I've always been a very independent person. It drives my wife crazy. I refuse to even ask where things are at the grocery store. I can't stand it. I'd rather wander around for an hour than ask for help. Well this was no different. Am I not a board certified physician? Do I not have sutures, lidocaine, and needles at my disposal? Then why should I not just do this myself? What seemed so silly one hour earlier now sounded like a reasonable option.
For some reason I waited until after the kids were asleep to get to work. I don't know why. I'm sure they would have loved to watch it. I guess I like to work alone.
I put on some gloves and filled a syringe with lidocaine. I'm not sure why I put on gloves. It just felt weird not wearing them. Silly, I know. I also told myself the risks and benefits of the procedure and signed my own consent - you can't be too careful these days.
Injecting myself felt a little creepy - kinda like I was doing something illegal. But I was surprised at how good I was at delivering a painless injection! Now I know that all my patients that have flinched, cried, and screamed during local injections are full of crap! I didn't feel a thing.
Once sufficiently numb, I loaded a needle on a hemostat and went to work. Try tying sutures while looking into a mirror if you're up for a challenge some day. Took a while to get used to, but after the 4th or 5th suture I was on a roll. In all I put in 6 sutures, 3 in both wounds.
My wife came home to find me half-naked, leaning over the bathroom counter putting a needle in my face. I could see the "WTF" bubble caption over her head. She grabbed the camera and I had to practically beg her not to post anything on Facebook.

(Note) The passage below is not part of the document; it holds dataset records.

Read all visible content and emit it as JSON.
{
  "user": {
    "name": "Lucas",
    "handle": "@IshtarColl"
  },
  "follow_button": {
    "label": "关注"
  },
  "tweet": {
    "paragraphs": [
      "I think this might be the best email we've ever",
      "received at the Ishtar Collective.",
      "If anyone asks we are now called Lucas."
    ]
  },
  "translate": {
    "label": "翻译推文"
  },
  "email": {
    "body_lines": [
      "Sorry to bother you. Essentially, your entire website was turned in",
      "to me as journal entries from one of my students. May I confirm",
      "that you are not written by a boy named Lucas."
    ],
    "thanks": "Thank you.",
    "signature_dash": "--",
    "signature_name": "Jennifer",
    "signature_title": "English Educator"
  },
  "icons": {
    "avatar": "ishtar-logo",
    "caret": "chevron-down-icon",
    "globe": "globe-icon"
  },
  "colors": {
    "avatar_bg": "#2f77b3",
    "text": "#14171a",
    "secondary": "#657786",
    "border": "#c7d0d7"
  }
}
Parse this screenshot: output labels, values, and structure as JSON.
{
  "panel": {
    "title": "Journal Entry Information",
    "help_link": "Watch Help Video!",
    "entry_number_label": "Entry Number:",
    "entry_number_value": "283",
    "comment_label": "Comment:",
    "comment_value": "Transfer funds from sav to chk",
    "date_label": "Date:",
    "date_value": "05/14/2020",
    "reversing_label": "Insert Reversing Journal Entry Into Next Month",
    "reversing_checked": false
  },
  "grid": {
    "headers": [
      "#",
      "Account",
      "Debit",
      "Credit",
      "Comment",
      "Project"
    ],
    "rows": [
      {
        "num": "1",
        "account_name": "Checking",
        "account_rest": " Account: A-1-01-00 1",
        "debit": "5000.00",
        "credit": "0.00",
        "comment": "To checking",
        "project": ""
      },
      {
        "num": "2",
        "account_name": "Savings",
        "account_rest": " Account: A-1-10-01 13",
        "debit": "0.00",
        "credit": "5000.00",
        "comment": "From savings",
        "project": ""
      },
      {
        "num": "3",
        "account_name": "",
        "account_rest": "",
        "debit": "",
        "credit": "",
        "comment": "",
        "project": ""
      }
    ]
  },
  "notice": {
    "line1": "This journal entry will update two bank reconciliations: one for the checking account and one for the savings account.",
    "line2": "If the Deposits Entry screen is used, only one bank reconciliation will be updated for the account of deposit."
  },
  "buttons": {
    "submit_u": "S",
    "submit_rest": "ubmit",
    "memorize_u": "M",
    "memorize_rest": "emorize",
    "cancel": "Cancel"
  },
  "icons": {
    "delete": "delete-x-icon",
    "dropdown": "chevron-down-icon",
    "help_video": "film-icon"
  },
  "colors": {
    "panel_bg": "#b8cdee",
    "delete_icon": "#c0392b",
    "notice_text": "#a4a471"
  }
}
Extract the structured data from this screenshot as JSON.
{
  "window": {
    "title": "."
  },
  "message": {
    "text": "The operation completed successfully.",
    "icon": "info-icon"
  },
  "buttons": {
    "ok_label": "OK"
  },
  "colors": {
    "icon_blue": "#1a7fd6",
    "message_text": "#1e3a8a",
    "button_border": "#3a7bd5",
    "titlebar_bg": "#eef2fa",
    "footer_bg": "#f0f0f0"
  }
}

It actually turned out remarkably good. So good, in fact, that I rationalized that I should get reimbursed for my efforts! I wrote out a procedure note and submitted a bill to my insurance. I even charged a facility fee as it was done in my own house - man does that reimburse well! I had to pay 20% of the bill, but hell, that 80% profit was enough to finally purchase the Xbox I've been meaning to get.
A few days later, however, my 3 year old son decided to karate kick me right in the chin when we were playing cars on the floor. He got me so good that one of the sutures popped right through, opening up part of the wound. The initial anger soon turned to glee as I realized that maybe, just maybe I could capitalize off this as well. If the sutures had been put in correctly, I reasoned, they shouldn't have popped. Now I may have permanent damage on my chin from a nonhealing wound. Unacceptable!
I contacted my lawyer, and within the hour we had a lawsuit all drawn up and ready to go. This was clearly malpractice, and damn it all if I won't get retribution for my pain and suffering. The next day, an official lawsuit was filed by myself, against myself. Brilliant, no? I think I have a strong defense planned, but I'm confident that in the end I'll get a favorable verdict. As long as I can get an uneducated, sympathetic jury, I'm golden. I'm planning a countersuit as well - just in case to hedge my bet.
In the end, this experience taught me a number of things. First, doctors are no different than you. We don't like going to the doctor, we don't like paying for healthcare, and sometimes we aren't satisfied with the care we get. But does this really surprise anyone? It shouldn't. Remember, we are as human as you are, subject to the same thoughts and feelings as you are. Second, no more running downhill in sandals, and third, I'm pretty damn good at suturing.
So there you have it - the doctor gets injured, fixes himself, rakes in tremendous profit and then wins a landslide decision in his favor. I plan on retiring now, settling down on a tropical island, and enjoying the rest of my life in peace - far away from my PCP.
Stay tuned for more wordy nonsense!